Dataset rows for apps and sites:
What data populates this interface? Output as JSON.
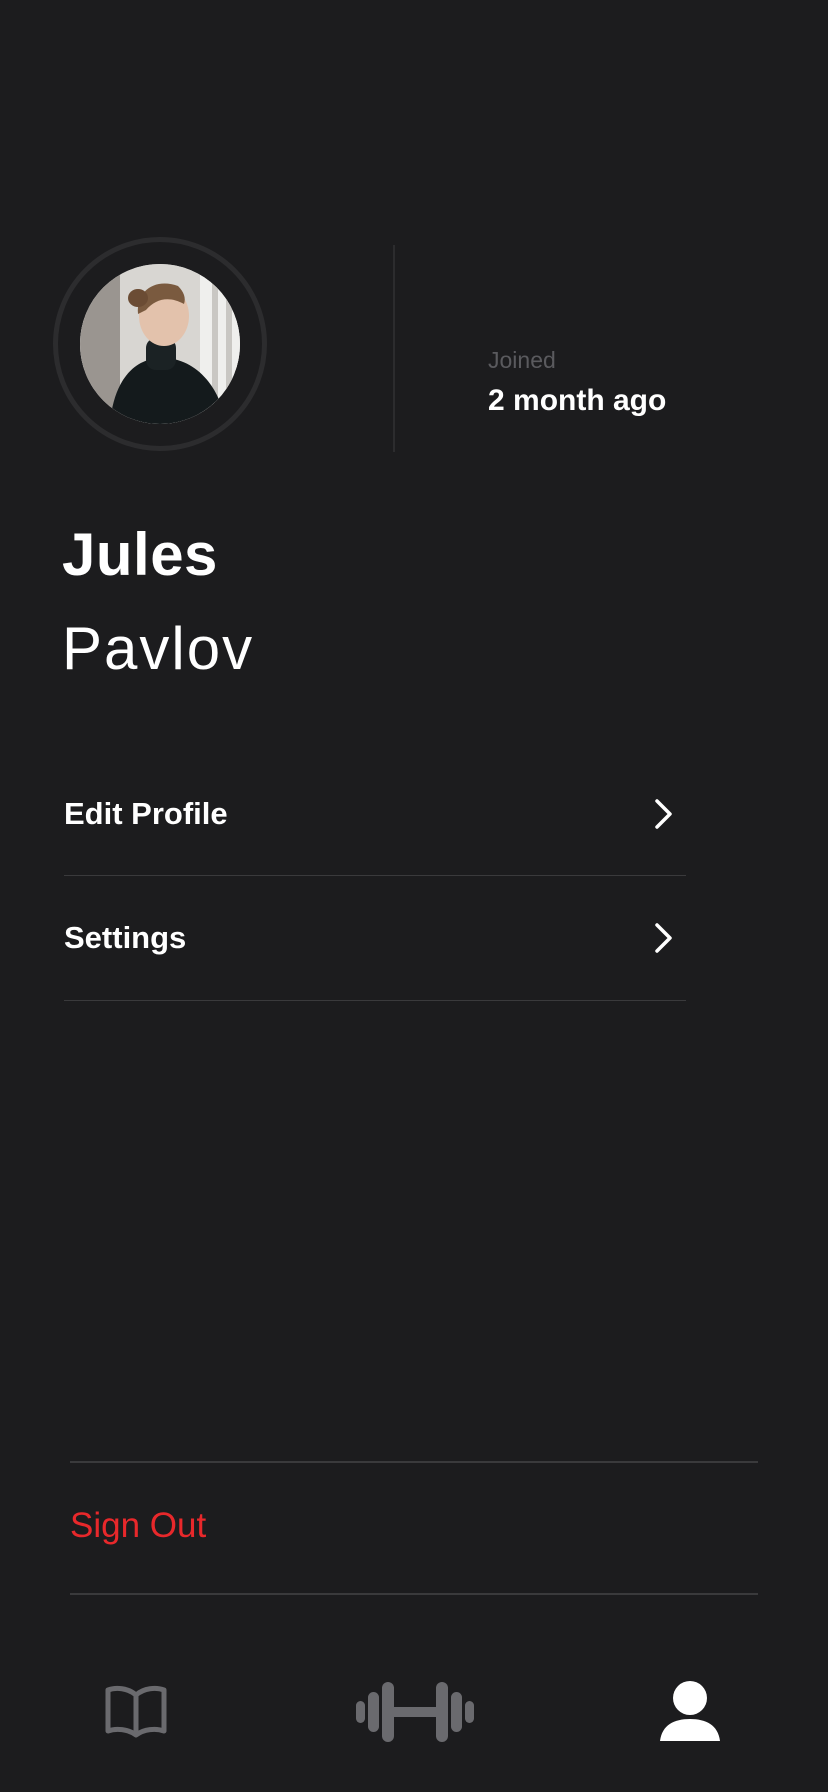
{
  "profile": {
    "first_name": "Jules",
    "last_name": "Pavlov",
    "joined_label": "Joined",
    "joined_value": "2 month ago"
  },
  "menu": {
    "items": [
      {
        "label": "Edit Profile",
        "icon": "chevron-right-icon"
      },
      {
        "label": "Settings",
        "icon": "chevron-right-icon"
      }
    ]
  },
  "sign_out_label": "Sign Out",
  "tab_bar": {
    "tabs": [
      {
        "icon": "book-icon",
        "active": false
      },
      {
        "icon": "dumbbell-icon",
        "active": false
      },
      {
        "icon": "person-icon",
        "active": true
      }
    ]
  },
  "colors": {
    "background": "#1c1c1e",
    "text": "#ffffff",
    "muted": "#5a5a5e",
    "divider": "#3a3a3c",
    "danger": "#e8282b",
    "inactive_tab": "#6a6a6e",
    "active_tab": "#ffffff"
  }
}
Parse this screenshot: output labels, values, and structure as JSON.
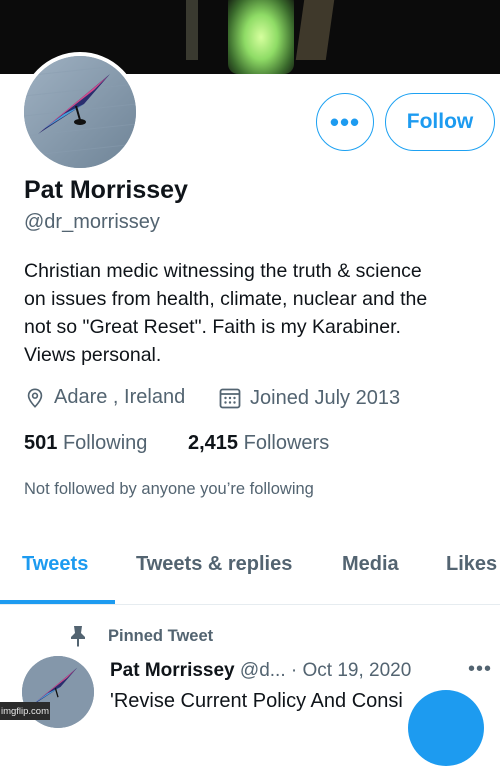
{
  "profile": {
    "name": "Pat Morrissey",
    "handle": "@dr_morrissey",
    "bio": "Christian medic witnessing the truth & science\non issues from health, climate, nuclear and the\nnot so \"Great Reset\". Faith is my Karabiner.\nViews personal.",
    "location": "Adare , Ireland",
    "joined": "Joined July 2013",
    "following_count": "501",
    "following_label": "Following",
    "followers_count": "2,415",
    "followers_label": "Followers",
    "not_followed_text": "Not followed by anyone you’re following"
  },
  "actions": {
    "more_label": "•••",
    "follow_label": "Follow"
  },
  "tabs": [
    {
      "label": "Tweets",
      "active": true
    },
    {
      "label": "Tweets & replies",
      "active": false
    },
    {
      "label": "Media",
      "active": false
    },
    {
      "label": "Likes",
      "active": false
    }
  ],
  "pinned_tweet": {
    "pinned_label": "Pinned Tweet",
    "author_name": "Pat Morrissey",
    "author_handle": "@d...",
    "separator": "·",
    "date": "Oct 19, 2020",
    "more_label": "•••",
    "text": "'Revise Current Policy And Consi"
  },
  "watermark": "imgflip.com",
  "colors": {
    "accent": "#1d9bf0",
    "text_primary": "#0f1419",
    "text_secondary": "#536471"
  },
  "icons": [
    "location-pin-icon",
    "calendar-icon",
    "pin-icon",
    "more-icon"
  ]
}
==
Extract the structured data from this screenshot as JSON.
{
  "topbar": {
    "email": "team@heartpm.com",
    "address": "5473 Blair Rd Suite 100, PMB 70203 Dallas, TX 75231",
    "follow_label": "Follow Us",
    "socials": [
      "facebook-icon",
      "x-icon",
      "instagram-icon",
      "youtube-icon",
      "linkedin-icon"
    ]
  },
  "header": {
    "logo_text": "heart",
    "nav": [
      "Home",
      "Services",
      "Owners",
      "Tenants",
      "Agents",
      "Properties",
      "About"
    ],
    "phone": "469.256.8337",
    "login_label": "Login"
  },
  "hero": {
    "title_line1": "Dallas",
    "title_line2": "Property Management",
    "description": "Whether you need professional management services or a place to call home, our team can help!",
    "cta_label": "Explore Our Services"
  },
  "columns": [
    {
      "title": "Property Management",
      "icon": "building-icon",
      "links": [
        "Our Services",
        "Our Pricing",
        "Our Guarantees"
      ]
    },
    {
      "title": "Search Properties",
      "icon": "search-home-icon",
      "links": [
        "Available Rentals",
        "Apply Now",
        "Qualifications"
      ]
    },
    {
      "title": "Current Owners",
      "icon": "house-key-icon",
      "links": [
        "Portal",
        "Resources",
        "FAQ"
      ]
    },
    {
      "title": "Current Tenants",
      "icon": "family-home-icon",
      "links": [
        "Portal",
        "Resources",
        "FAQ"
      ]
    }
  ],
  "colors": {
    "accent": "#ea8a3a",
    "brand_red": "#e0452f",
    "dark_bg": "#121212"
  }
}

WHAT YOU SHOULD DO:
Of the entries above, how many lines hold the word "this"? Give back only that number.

PROBLEM SOLUTION:
3